- If leading a group to collaborate on a doc, you may want to work through the initial elements together (purpose, audience, CTQA) and then agree who will write what sections. You might sketch out the top line argument before sending them off, or stop at the ‘So What’, depending on what works for that story. You will of course want to come back and check once everyone has drafted their section. Experience tells us that these initial sessions increase the chance that a doc prepared collaboratively will sound like it has ‘one voice’.
- If collaborating with peers, you may like to build the whole thing together in a few sessions on a whiteboard or using one of our one-page strategy templates.
I hope that helps.
More next week!
PS - Related posts include:
From this series ...
- A fabulous thinking tool to help you solve problems and communicate
- Further thinking tools
- Thinking Tools #3 - An upside down way to find gaps in our thinking
- Thinking Tools #4 - Getting out of your own way
Related Topic ...
- The One Page Strategy Working Styles
- Template - Design Your Strategy
- Awesome problem solving strategies
PPS - I receive a small commission if you click the link and decide to purchase a copy of Shane's book from Amazon.
Davina has helped smart people all over the world clarify and communicate complex ideas for 20+ years.
She began this work when she joined McKinsey & Company as a communication specialist in Hong Kong where she helped others use the Minto Pyramid PrincipleⓇ. She continued helping others when living in New York, Tokyo and now back in Australia.

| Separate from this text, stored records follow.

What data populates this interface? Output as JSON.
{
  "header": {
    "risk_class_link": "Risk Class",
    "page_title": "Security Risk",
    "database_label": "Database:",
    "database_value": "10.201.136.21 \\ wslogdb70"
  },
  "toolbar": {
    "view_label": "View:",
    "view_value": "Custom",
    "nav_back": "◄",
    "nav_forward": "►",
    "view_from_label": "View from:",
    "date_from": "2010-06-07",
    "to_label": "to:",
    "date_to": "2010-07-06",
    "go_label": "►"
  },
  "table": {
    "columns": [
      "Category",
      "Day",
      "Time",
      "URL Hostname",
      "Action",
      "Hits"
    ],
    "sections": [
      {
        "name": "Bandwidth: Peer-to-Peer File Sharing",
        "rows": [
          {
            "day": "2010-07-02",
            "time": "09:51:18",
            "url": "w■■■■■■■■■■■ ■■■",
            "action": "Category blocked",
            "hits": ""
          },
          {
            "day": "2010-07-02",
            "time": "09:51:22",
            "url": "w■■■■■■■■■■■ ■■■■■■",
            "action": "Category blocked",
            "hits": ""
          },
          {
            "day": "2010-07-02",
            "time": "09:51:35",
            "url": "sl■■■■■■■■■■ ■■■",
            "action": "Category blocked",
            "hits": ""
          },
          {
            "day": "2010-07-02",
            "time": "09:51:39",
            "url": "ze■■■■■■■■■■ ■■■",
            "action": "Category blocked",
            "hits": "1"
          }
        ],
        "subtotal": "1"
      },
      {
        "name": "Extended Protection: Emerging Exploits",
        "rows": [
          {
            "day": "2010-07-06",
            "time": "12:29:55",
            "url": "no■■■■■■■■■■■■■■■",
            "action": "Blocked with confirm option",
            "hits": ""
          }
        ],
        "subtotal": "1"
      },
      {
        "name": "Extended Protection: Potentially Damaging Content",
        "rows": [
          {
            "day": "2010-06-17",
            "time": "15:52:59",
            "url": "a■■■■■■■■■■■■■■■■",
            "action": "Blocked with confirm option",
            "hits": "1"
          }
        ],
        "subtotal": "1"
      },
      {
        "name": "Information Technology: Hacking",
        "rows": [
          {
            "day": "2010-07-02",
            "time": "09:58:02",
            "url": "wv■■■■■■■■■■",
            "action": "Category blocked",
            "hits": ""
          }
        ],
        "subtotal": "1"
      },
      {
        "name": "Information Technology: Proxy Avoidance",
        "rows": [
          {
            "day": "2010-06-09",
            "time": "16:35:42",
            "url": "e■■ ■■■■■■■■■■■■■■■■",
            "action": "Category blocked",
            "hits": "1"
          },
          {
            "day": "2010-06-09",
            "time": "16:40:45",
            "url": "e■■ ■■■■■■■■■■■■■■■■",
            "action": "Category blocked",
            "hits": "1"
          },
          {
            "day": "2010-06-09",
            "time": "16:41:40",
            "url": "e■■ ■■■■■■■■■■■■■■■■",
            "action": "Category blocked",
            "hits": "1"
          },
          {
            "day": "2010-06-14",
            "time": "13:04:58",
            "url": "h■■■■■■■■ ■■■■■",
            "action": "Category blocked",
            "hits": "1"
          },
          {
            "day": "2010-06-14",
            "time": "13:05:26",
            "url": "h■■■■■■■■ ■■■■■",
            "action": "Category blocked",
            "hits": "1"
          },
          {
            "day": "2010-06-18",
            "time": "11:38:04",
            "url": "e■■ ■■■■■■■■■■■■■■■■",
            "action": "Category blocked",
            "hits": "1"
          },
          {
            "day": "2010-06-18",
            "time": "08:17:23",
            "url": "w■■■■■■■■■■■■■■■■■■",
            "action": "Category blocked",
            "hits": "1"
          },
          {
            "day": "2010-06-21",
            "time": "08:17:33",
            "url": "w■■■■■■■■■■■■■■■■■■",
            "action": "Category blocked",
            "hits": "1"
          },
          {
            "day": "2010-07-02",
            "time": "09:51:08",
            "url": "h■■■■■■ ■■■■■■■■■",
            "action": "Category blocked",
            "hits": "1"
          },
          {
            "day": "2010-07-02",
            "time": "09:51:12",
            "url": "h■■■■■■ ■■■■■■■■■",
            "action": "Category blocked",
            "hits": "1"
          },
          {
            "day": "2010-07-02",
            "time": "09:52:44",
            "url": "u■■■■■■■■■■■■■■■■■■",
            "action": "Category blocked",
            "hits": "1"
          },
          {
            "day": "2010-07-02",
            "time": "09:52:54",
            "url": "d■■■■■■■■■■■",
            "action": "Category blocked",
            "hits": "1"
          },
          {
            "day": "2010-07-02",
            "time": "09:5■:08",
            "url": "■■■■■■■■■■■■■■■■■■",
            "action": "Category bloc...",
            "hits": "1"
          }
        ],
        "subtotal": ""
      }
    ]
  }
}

Her clients include mid to upper level experts across many disciplines across Australia, Asia Pacific, New Zealand, the UK and the US.